[Opening RECORDS FOR PROCESSING section]

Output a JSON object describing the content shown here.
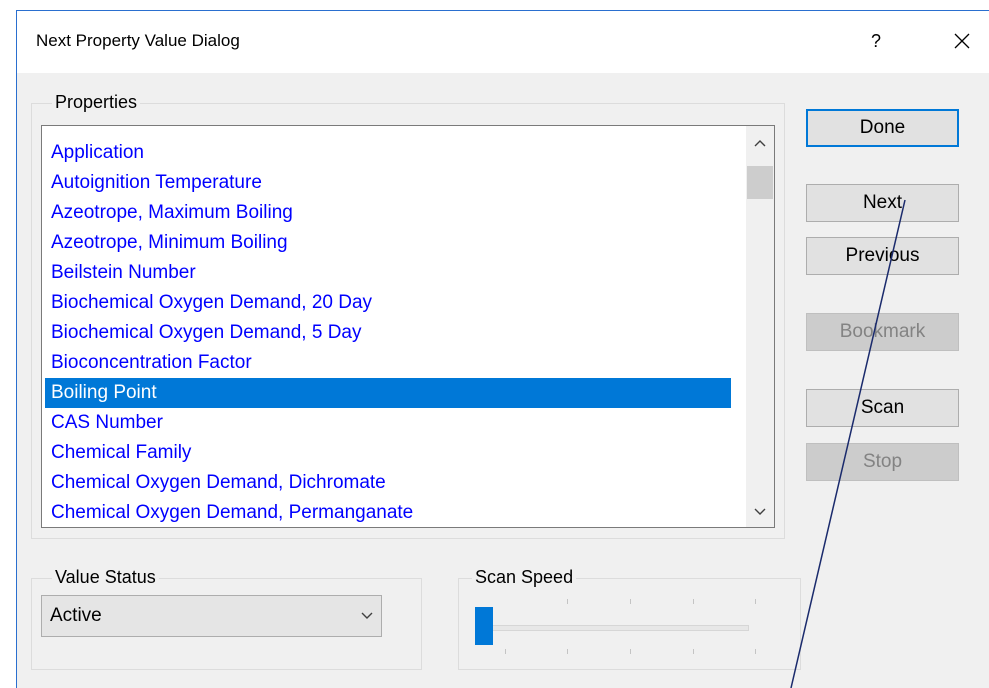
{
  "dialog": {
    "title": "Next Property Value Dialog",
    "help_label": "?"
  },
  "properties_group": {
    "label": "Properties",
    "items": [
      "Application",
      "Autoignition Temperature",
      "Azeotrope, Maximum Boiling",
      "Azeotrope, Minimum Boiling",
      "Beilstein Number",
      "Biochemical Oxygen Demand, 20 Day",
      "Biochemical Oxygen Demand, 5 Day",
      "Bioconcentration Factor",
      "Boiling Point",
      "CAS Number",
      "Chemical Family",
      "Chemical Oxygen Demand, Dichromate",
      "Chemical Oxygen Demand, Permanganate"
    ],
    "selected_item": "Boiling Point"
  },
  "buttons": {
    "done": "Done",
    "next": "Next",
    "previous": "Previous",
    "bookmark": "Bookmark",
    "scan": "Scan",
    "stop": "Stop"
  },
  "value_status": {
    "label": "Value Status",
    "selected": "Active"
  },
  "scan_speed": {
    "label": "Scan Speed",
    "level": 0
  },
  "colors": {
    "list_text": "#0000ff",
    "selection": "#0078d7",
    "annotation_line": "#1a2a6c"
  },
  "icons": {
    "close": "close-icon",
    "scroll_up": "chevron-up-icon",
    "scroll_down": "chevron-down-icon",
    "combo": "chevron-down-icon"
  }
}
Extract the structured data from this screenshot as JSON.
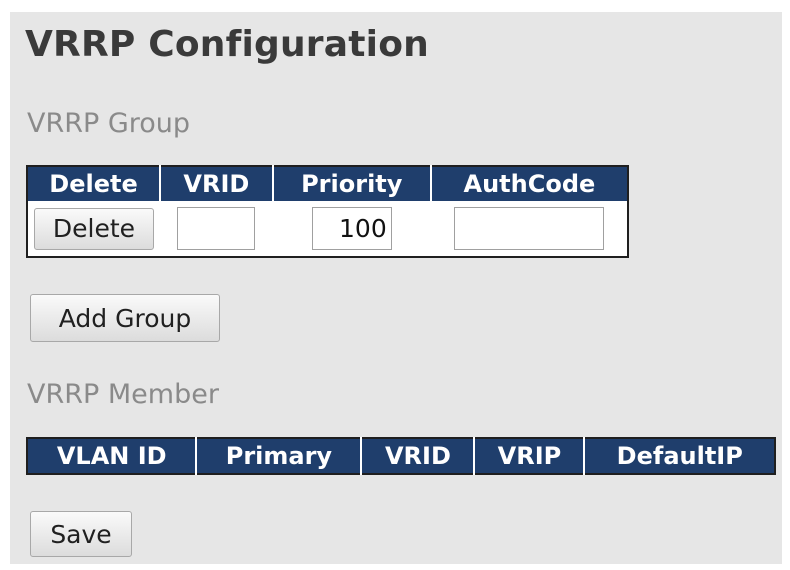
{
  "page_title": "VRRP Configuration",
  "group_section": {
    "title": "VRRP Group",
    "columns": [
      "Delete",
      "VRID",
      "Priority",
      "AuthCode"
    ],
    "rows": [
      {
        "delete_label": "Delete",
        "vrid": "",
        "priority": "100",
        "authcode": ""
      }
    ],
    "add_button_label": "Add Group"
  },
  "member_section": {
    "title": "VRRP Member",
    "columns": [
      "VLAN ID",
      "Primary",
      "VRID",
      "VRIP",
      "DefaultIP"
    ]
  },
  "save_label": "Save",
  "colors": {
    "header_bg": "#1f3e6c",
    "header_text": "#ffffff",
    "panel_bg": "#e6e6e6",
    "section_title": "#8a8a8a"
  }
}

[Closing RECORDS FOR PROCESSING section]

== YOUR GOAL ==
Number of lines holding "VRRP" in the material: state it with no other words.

== COMPLETED EXERCISE ==
3